▸ Supplied entries:
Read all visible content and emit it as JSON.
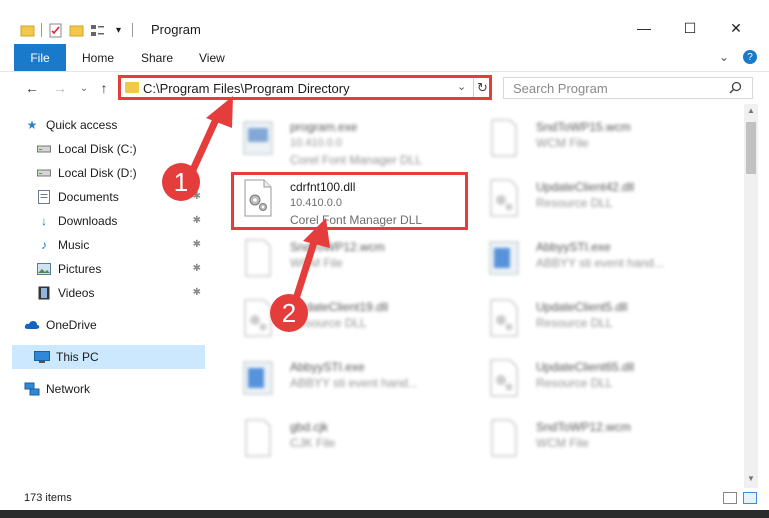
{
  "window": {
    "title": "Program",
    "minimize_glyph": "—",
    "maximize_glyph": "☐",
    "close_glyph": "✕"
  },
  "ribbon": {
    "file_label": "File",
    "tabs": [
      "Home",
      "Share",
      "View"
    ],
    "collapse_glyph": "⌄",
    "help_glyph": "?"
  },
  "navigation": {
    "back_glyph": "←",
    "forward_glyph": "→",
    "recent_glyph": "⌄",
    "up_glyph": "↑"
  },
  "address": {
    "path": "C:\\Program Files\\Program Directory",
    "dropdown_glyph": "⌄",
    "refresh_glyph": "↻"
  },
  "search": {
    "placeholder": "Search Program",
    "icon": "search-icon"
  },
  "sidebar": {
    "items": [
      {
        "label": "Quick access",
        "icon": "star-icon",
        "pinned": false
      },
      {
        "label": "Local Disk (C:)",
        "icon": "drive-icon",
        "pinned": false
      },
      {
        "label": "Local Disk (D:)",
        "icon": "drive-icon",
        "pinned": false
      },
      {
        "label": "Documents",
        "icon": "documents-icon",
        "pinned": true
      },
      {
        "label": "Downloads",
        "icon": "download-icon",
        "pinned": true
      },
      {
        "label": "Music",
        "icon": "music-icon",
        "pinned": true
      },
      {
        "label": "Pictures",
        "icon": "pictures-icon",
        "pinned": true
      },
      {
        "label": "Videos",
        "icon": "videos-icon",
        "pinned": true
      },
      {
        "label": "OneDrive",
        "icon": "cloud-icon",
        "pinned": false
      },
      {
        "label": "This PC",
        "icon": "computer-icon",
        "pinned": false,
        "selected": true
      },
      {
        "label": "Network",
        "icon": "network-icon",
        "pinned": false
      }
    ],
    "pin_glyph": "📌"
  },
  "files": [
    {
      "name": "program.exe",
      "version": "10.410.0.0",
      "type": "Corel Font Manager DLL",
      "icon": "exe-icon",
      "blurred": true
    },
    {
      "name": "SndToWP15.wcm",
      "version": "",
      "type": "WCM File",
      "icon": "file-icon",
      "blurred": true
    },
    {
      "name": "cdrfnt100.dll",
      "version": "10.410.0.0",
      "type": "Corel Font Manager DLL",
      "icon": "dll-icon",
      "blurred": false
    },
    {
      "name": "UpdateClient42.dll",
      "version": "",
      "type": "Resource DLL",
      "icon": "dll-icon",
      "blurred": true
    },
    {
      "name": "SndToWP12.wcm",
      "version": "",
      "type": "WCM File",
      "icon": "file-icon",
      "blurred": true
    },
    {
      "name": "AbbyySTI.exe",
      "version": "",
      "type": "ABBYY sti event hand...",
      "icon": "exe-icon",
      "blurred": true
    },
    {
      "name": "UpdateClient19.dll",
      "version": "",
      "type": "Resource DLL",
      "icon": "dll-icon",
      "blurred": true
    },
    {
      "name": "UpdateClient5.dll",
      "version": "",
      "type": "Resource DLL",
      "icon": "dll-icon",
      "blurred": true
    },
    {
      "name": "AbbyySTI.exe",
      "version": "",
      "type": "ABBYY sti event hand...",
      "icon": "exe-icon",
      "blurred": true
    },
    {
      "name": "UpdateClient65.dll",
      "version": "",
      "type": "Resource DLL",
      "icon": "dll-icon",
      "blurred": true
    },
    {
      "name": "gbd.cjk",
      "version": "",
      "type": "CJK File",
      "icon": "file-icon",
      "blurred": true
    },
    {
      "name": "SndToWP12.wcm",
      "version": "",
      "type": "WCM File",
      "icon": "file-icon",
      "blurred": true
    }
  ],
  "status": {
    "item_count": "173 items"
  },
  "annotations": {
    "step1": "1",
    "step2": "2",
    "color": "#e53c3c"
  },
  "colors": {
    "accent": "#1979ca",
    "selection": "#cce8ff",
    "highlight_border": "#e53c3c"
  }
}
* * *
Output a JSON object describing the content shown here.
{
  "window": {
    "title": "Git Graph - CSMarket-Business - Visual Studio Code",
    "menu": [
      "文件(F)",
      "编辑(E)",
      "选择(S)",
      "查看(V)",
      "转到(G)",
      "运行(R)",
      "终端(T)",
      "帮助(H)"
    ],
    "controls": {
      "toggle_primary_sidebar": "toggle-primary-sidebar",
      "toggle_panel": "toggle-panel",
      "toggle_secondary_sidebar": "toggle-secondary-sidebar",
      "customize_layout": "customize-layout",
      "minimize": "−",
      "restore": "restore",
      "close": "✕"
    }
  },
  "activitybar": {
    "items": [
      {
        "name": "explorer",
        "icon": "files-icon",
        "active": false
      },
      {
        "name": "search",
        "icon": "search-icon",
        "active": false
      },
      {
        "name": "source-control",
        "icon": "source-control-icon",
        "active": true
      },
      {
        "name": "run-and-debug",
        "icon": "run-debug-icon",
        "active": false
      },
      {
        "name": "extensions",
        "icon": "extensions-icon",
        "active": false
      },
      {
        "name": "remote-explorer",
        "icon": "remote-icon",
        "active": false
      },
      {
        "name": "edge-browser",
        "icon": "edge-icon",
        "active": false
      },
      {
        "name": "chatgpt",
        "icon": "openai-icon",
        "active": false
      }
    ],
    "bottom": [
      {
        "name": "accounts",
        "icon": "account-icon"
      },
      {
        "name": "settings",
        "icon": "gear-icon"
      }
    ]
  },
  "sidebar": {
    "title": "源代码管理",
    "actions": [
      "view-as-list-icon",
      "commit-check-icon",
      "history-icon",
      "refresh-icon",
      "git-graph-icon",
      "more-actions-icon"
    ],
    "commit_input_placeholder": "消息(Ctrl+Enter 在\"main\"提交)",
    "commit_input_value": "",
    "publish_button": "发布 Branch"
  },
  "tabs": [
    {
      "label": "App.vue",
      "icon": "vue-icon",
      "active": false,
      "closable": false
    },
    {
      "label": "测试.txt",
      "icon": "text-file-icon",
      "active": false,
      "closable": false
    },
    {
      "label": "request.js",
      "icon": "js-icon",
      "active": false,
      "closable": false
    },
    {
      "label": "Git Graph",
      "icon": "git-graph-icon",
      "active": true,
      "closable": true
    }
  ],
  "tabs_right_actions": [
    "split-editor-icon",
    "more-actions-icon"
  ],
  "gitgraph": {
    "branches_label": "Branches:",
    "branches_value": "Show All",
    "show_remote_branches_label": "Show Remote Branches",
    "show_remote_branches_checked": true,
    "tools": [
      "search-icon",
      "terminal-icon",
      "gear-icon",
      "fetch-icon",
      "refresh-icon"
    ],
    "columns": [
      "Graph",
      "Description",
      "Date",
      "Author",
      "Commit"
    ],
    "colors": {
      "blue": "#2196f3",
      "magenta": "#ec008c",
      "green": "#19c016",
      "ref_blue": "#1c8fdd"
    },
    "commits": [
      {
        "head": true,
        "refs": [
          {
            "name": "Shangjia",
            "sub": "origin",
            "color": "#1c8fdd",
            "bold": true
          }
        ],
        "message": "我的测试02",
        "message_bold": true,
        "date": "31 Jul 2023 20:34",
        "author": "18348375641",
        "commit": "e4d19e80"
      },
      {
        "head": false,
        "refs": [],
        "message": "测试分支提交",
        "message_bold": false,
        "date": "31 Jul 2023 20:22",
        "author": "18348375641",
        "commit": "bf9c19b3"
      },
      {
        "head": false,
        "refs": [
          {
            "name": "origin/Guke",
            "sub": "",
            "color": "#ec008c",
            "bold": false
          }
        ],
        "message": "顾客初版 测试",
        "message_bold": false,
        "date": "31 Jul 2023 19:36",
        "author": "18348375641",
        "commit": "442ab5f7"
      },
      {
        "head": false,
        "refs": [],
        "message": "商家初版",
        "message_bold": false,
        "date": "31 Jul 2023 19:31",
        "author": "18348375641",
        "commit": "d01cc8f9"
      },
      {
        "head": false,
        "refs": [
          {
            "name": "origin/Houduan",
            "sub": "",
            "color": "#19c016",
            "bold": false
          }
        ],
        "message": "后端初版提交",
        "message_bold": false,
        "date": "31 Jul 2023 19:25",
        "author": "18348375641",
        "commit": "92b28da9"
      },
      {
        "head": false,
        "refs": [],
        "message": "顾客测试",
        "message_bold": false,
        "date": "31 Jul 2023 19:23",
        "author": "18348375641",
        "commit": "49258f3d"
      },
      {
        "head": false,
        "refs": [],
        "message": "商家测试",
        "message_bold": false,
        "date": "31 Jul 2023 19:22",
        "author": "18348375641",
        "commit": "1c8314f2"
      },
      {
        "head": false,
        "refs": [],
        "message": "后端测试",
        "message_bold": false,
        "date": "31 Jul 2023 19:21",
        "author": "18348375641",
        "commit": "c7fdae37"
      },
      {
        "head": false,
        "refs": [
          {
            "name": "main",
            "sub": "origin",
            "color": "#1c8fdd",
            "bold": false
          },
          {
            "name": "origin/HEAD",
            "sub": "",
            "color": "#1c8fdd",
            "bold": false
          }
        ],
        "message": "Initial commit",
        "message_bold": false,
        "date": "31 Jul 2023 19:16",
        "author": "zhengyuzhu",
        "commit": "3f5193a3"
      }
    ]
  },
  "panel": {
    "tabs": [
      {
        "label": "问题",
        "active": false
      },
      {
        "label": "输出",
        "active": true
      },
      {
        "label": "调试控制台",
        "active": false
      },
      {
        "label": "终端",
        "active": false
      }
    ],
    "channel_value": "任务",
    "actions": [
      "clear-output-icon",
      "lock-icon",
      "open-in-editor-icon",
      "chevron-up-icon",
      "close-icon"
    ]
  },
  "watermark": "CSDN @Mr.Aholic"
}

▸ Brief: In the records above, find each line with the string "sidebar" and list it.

▸ The completed task:
  "sidebar": {
      "toggle_primary_sidebar": "toggle-primary-sidebar",
      "toggle_secondary_sidebar": "toggle-secondary-sidebar",
  "sidebar": {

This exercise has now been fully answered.